Interactions ranged from conference calls with experts on the ivory trade to a visit to the zoo. While daunting, Spelman considers the problem of animal trafficking to be a solvable one.
“Really, this is about humans deciding we are not going to over-consume what we have left,” she said. “It’s a lot more solvable in the short term than problems like climate change.”
A primary solution, according to Spelman, is to ensure people have the means to provide for themselves and their families without resorting to animal trafficking. "A lot of this is happening because people need money," she said.
Many chimpanzees end up as bush meat or in the pet trade, when struggling farmers kill or trap them to prevent the animals from raiding their crops, according to Spelman.
"People are starving or struggling and the animals left in the wild are the only things they can get," she said. "People who are poor and starving are going to take what they need."
Spelman said a poacher's behavior is reinforced when wealthier people buy chimpanzees as pets, elephant tusks as trophies, or pangolin scales as jewelry. The success of a poacher can be contagious, leading neighbors to engage in the same behavior.
“The income gap is affecting wildlife just like it’s affecting everything else,” she said.
Educating people about better farming practices or how to start a business serves them and the natural world around them better in the long run, Spelman said.
“Effective conservation organizations help people live healthier lives and remain in balance with nature," she said. "Only healthy people can save wildlife. Human and animal health is intricately connected."

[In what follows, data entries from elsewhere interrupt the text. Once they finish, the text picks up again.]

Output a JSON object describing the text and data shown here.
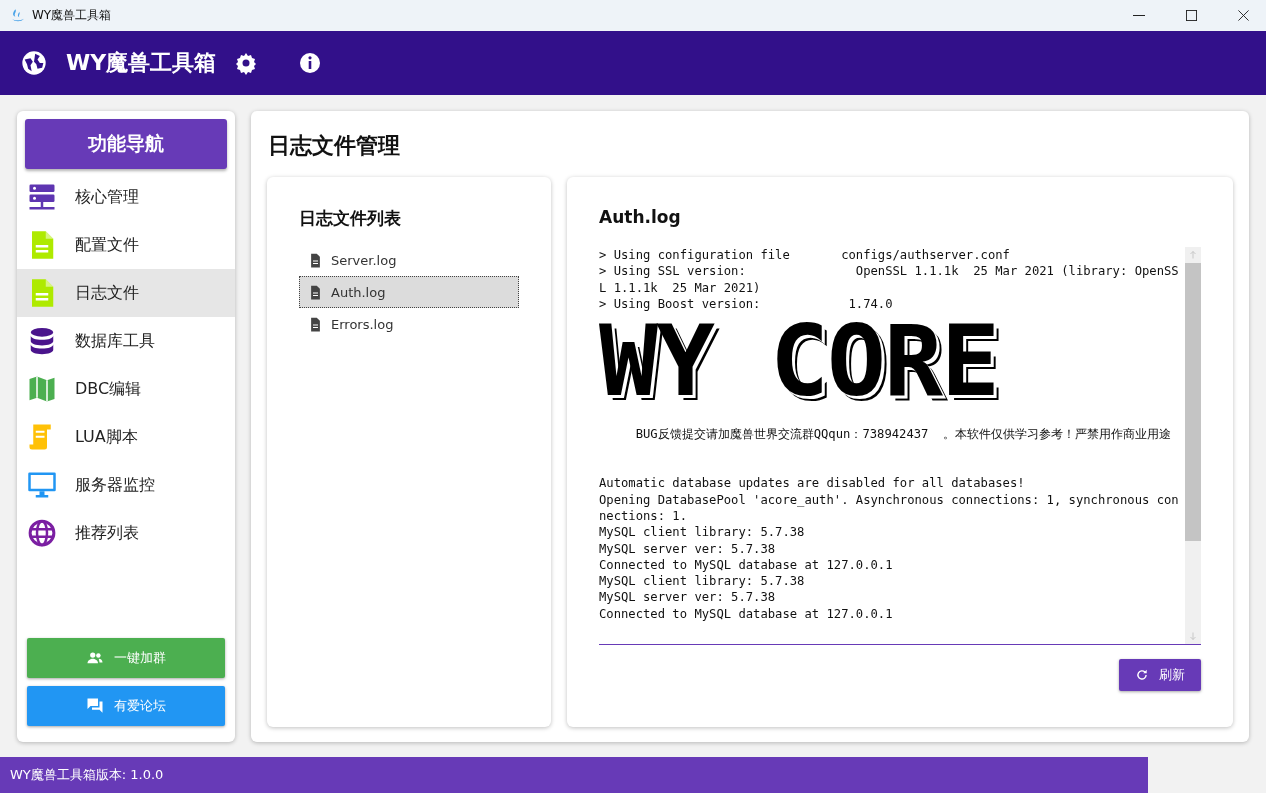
{
  "window": {
    "title": "WY魔兽工具箱"
  },
  "header": {
    "title": "WY魔兽工具箱"
  },
  "sidebar": {
    "heading": "功能导航",
    "items": [
      {
        "label": "核心管理",
        "kind": "server",
        "color": "#5e35b1",
        "selected": false
      },
      {
        "label": "配置文件",
        "kind": "doc",
        "color": "#aeea00",
        "selected": false
      },
      {
        "label": "日志文件",
        "kind": "doc",
        "color": "#aeea00",
        "selected": true
      },
      {
        "label": "数据库工具",
        "kind": "database",
        "color": "#4a148c",
        "selected": false
      },
      {
        "label": "DBC编辑",
        "kind": "map",
        "color": "#4caf50",
        "selected": false
      },
      {
        "label": "LUA脚本",
        "kind": "scroll",
        "color": "#ffc107",
        "selected": false
      },
      {
        "label": "服务器监控",
        "kind": "monitor",
        "color": "#2196f3",
        "selected": false
      },
      {
        "label": "推荐列表",
        "kind": "globe",
        "color": "#7b1fa2",
        "selected": false
      }
    ],
    "buttons": [
      {
        "label": "一键加群",
        "kind": "people",
        "color": "#4caf50"
      },
      {
        "label": "有爱论坛",
        "kind": "chat",
        "color": "#2196f3"
      }
    ]
  },
  "page": {
    "title": "日志文件管理"
  },
  "file_list": {
    "heading": "日志文件列表",
    "files": [
      {
        "name": "Server.log",
        "selected": false
      },
      {
        "name": "Auth.log",
        "selected": true
      },
      {
        "name": "Errors.log",
        "selected": false
      }
    ]
  },
  "log_view": {
    "title": "Auth.log",
    "lines": [
      {
        "kind": "text",
        "text": "> Using configuration file       configs/authserver.conf"
      },
      {
        "kind": "text",
        "text": "> Using SSL version:               OpenSSL 1.1.1k  25 Mar 2021 (library: OpenSSL 1.1.1k  25 Mar 2021)"
      },
      {
        "kind": "text",
        "text": "> Using Boost version:            1.74.0"
      },
      {
        "kind": "banner",
        "text": "WY CORE"
      },
      {
        "kind": "gap"
      },
      {
        "kind": "text",
        "text": "     BUG反馈提交请加魔兽世界交流群QQqun：738942437  。本软件仅供学习参考！严禁用作商业用途"
      },
      {
        "kind": "gap"
      },
      {
        "kind": "gap"
      },
      {
        "kind": "text",
        "text": "Automatic database updates are disabled for all databases!"
      },
      {
        "kind": "text",
        "text": "Opening DatabasePool 'acore_auth'. Asynchronous connections: 1, synchronous connections: 1."
      },
      {
        "kind": "text",
        "text": "MySQL client library: 5.7.38"
      },
      {
        "kind": "text",
        "text": "MySQL server ver: 5.7.38"
      },
      {
        "kind": "text",
        "text": "Connected to MySQL database at 127.0.0.1"
      },
      {
        "kind": "text",
        "text": "MySQL client library: 5.7.38"
      },
      {
        "kind": "text",
        "text": "MySQL server ver: 5.7.38"
      },
      {
        "kind": "text",
        "text": "Connected to MySQL database at 127.0.0.1"
      }
    ],
    "refresh_button": "刷新"
  },
  "status_bar": {
    "text": "WY魔兽工具箱版本: 1.0.0"
  }
}
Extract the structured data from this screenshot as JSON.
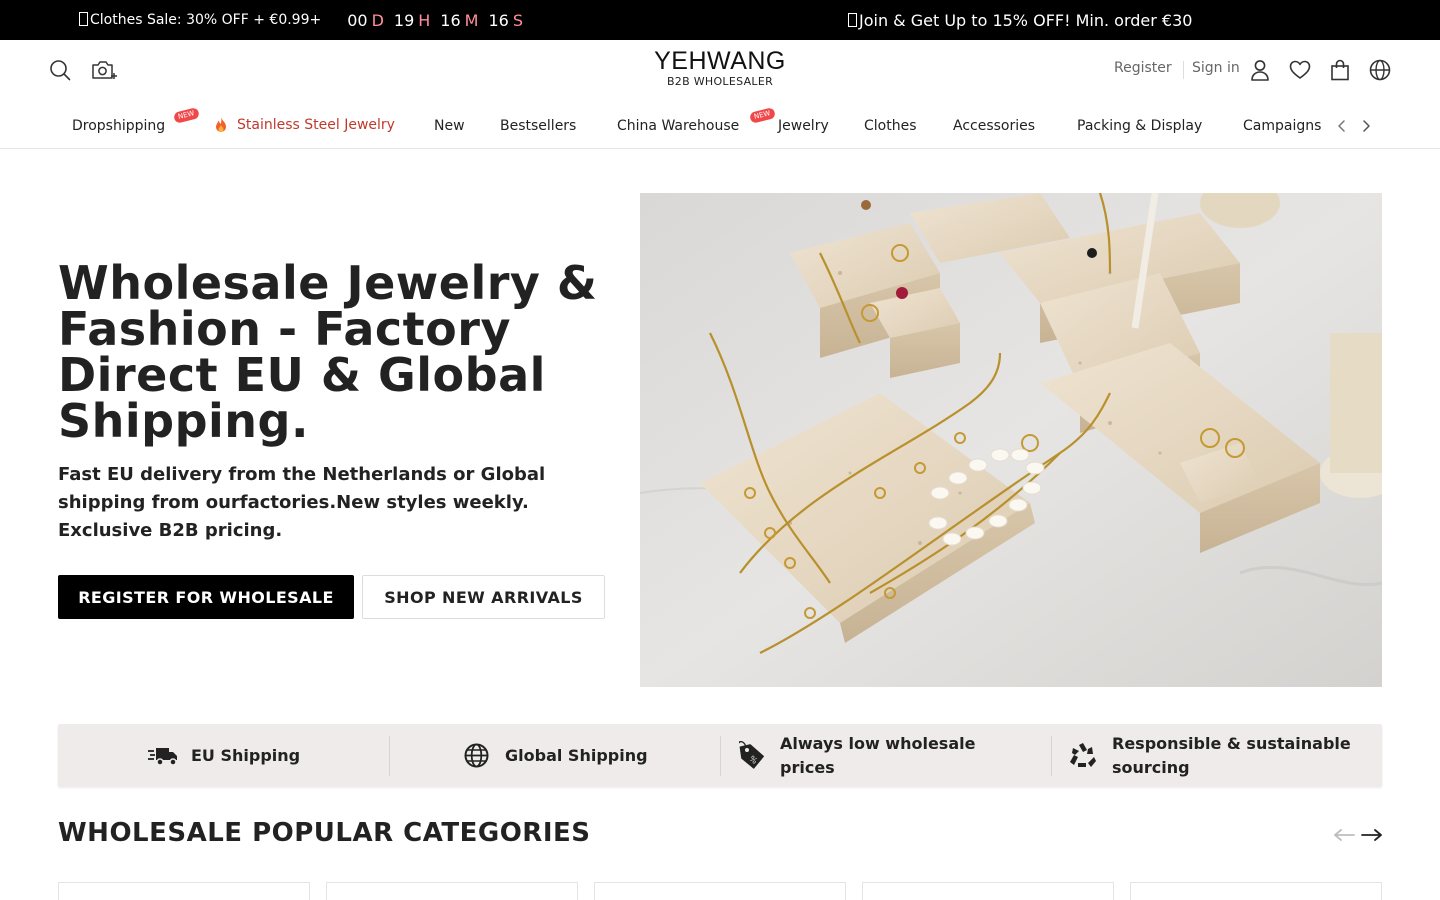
{
  "promo": {
    "sale_text": "Clothes Sale: 30% OFF + €0.99+",
    "countdown": [
      {
        "value": "00",
        "unit": "D"
      },
      {
        "value": "19",
        "unit": "H"
      },
      {
        "value": "16",
        "unit": "M"
      },
      {
        "value": "16",
        "unit": "S"
      }
    ],
    "join_text": "Join & Get Up to 15% OFF! Min. order €30"
  },
  "header": {
    "brand": "YEHWANG",
    "tagline": "B2B WHOLESALER",
    "register": "Register",
    "sign_in": "Sign in",
    "icons": [
      "search-icon",
      "camera-search-icon",
      "user-icon",
      "heart-icon",
      "bag-icon",
      "globe-icon"
    ]
  },
  "nav": {
    "items": [
      {
        "label": "Dropshipping",
        "badge": "NEW"
      },
      {
        "label": "Stainless Steel Jewelry",
        "hot": true
      },
      {
        "label": "New"
      },
      {
        "label": "Bestsellers"
      },
      {
        "label": "China Warehouse",
        "badge": "NEW"
      },
      {
        "label": "Jewelry"
      },
      {
        "label": "Clothes"
      },
      {
        "label": "Accessories"
      },
      {
        "label": "Packing & Display"
      },
      {
        "label": "Campaigns"
      }
    ]
  },
  "hero": {
    "title": "Wholesale Jewelry & Fashion - Factory Direct EU & Global Shipping.",
    "subtitle": "Fast EU delivery from the Netherlands or Global shipping from ourfactories.New styles weekly. Exclusive B2B pricing.",
    "primary_button": "REGISTER FOR WHOLESALE",
    "secondary_button": "SHOP NEW ARRIVALS"
  },
  "features": [
    {
      "label": "EU Shipping",
      "icon": "truck-icon"
    },
    {
      "label": "Global Shipping",
      "icon": "globe-icon"
    },
    {
      "label": "Always low wholesale prices",
      "icon": "price-tag-icon"
    },
    {
      "label": "Responsible & sustainable sourcing",
      "icon": "recycle-icon"
    }
  ],
  "categories": {
    "title": "WHOLESALE POPULAR CATEGORIES"
  },
  "colors": {
    "promo_bg": "#000000",
    "countdown_unit": "#ff8f9a",
    "hot_link": "#c0392b",
    "badge": "#f04848",
    "feature_bg": "#efebea"
  }
}
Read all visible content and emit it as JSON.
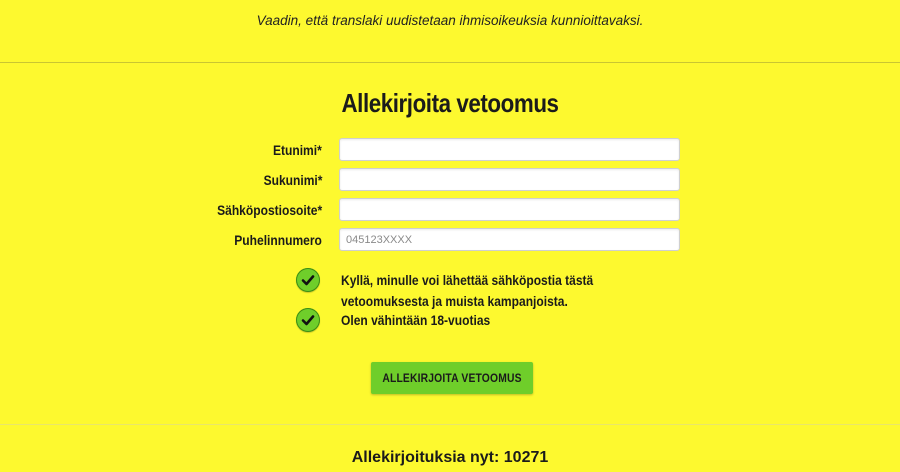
{
  "intro": {
    "text": "Vaadin, että translaki uudistetaan ihmisoikeuksia kunnioittavaksi."
  },
  "form": {
    "title": "Allekirjoita vetoomus",
    "fields": [
      {
        "label": "Etunimi*",
        "value": "",
        "placeholder": ""
      },
      {
        "label": "Sukunimi*",
        "value": "",
        "placeholder": ""
      },
      {
        "label": "Sähköpostiosoite*",
        "value": "",
        "placeholder": ""
      },
      {
        "label": "Puhelinnumero",
        "value": "",
        "placeholder": "045123XXXX"
      }
    ],
    "checkboxes": [
      {
        "label": "Kyllä, minulle voi lähettää sähköpostia tästä vetoomuksesta ja muista kampanjoista.",
        "checked": true
      },
      {
        "label": "Olen vähintään 18-vuotias",
        "checked": true
      }
    ],
    "submit_label": "ALLEKIRJOITA VETOOMUS"
  },
  "counter": {
    "text": "Allekirjoituksia nyt: 10271"
  },
  "colors": {
    "background": "#fdf92f",
    "accent_green": "#6fce2a",
    "text": "#1b1b1b"
  },
  "icons": {
    "checkbox": "check-circle-icon"
  }
}
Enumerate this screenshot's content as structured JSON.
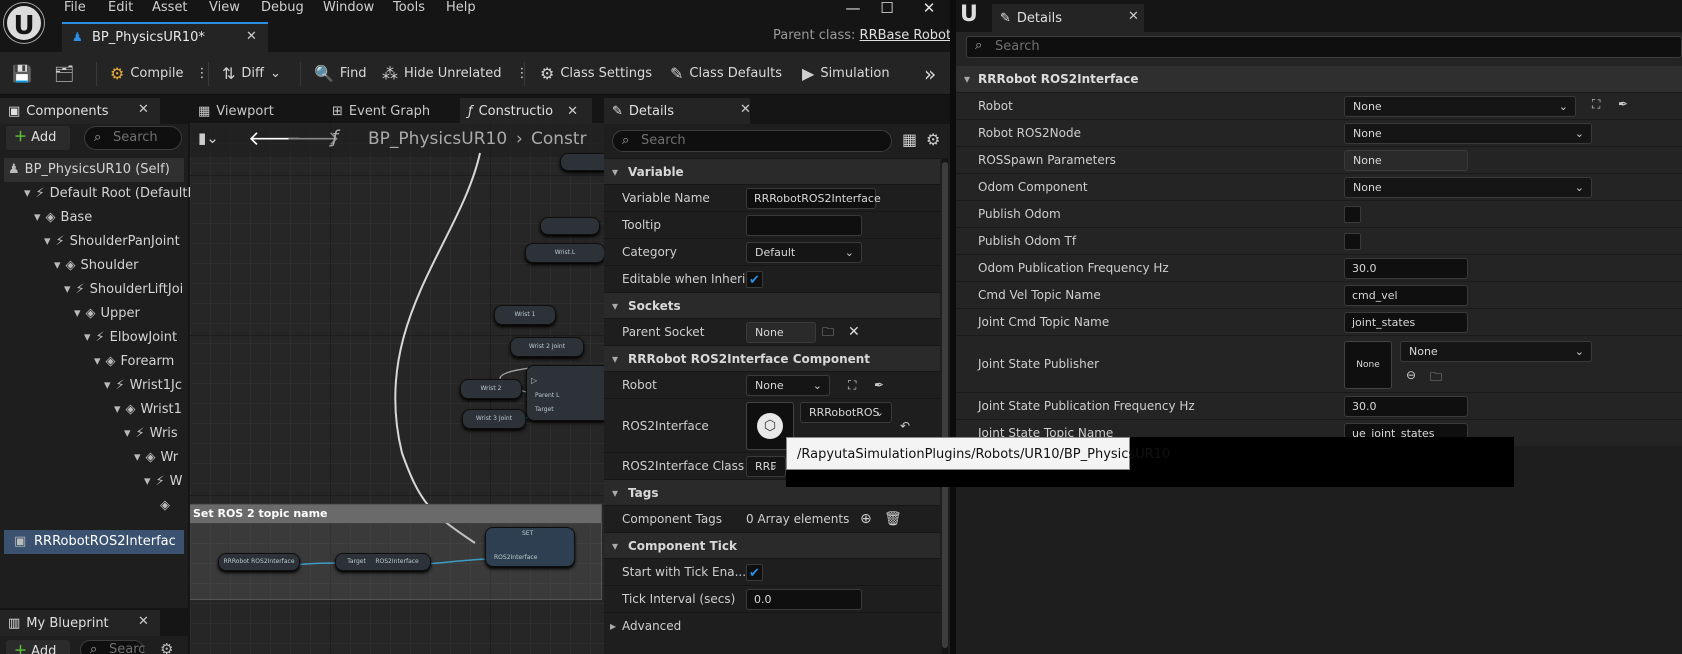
{
  "menu": [
    "File",
    "Edit",
    "Asset",
    "View",
    "Debug",
    "Window",
    "Tools",
    "Help"
  ],
  "doc_tab": "BP_PhysicsUR10*",
  "parent_class_label": "Parent class:",
  "parent_class_value": "RRBase Robot",
  "toolbar": {
    "compile": "Compile",
    "diff": "Diff",
    "find": "Find",
    "hide_unrelated": "Hide Unrelated",
    "class_settings": "Class Settings",
    "class_defaults": "Class Defaults",
    "simulation": "Simulation"
  },
  "components": {
    "title": "Components",
    "add": "Add",
    "search_placeholder": "Search",
    "tree": [
      "BP_PhysicsUR10 (Self)",
      "Default Root (DefaultR",
      "Base",
      "ShoulderPanJoint",
      "Shoulder",
      "ShoulderLiftJoi",
      "Upper",
      "ElbowJoint",
      "Forearm",
      "Wrist1Jc",
      "Wrist1",
      "Wris",
      "Wr",
      "W"
    ],
    "selected": "RRRobotROS2Interfac"
  },
  "my_blueprint": {
    "title": "My Blueprint",
    "add": "Add",
    "search_placeholder": "Searc"
  },
  "graph_tabs": {
    "viewport": "Viewport",
    "event_graph": "Event Graph",
    "construction": "Constructio"
  },
  "graph": {
    "breadcrumb": "BP_PhysicsUR10",
    "breadcrumb2": "Constr",
    "comment": "Set ROS 2 topic name",
    "nodes": {
      "wrist_l": "Wrist.L",
      "wrist1": "Wrist 1",
      "wrist2joint": "Wrist 2 Joint",
      "wrist2": "Wrist 2",
      "wrist3joint": "Wrist 3 Joint",
      "target": "Target",
      "parent": "Parent L",
      "rrobot": "RRRobot ROS2Interface",
      "target2": "Target",
      "ros2if": "ROS2Interface",
      "set": "SET",
      "ros2if2": "ROS2Interface"
    }
  },
  "details": {
    "title": "Details",
    "search_placeholder": "Search",
    "variable": {
      "section": "Variable",
      "name_label": "Variable Name",
      "name_value": "RRRobotROS2Interface",
      "tooltip_label": "Tooltip",
      "category_label": "Category",
      "category_value": "Default",
      "editable_label": "Editable when Inheri..."
    },
    "sockets": {
      "section": "Sockets",
      "parent_socket_label": "Parent Socket",
      "parent_socket_value": "None"
    },
    "component": {
      "section": "RRRobot ROS2Interface Component",
      "robot_label": "Robot",
      "robot_value": "None",
      "ros2_label": "ROS2Interface",
      "ros2_value": "RRRobotROS",
      "ros2class_label": "ROS2Interface Class",
      "ros2class_value": "RRF"
    },
    "tags": {
      "section": "Tags",
      "component_tags_label": "Component Tags",
      "component_tags_value": "0 Array elements"
    },
    "tick": {
      "section": "Component Tick",
      "start_label": "Start with Tick Ena...",
      "interval_label": "Tick Interval (secs)",
      "interval_value": "0.0",
      "advanced": "Advanced"
    }
  },
  "right": {
    "title": "Details",
    "search_placeholder": "Search",
    "section": "RRRobot ROS2Interface",
    "rows": [
      {
        "label": "Robot",
        "value": "None"
      },
      {
        "label": "Robot ROS2Node",
        "value": "None"
      },
      {
        "label": "ROSSpawn Parameters",
        "value": "None"
      },
      {
        "label": "Odom Component",
        "value": "None"
      },
      {
        "label": "Publish Odom",
        "value": ""
      },
      {
        "label": "Publish Odom Tf",
        "value": ""
      },
      {
        "label": "Odom Publication Frequency Hz",
        "value": "30.0"
      },
      {
        "label": "Cmd Vel Topic Name",
        "value": "cmd_vel"
      },
      {
        "label": "Joint Cmd Topic Name",
        "value": "joint_states"
      },
      {
        "label": "Joint State Publisher",
        "value": "None",
        "thumb": "None"
      },
      {
        "label": "Joint State Publication Frequency Hz",
        "value": "30.0"
      },
      {
        "label": "Joint State Topic Name",
        "value": "ue_joint_states"
      }
    ]
  },
  "tooltip": "/RapyutaSimulationPlugins/Robots/UR10/BP_PhysicsUR10"
}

Other societal stressors such as war, illegal activity and a growing human population also increase the frequency of animal trafficking, Spelman noted. "We need to decrease demand for the animals being traded, stop corruption and illegal trade, and increase the amount of money we spend protecting endangered species," she said.
But, until people understand the stakes, these solutions are unlikely to take hold, which is where Spelman hopes her exhibit can make a difference.
"Artists have the power to learn a topic, select what they think someone can digest quickly through a piece of artwork, and hook them to want to learn more," Spelman said.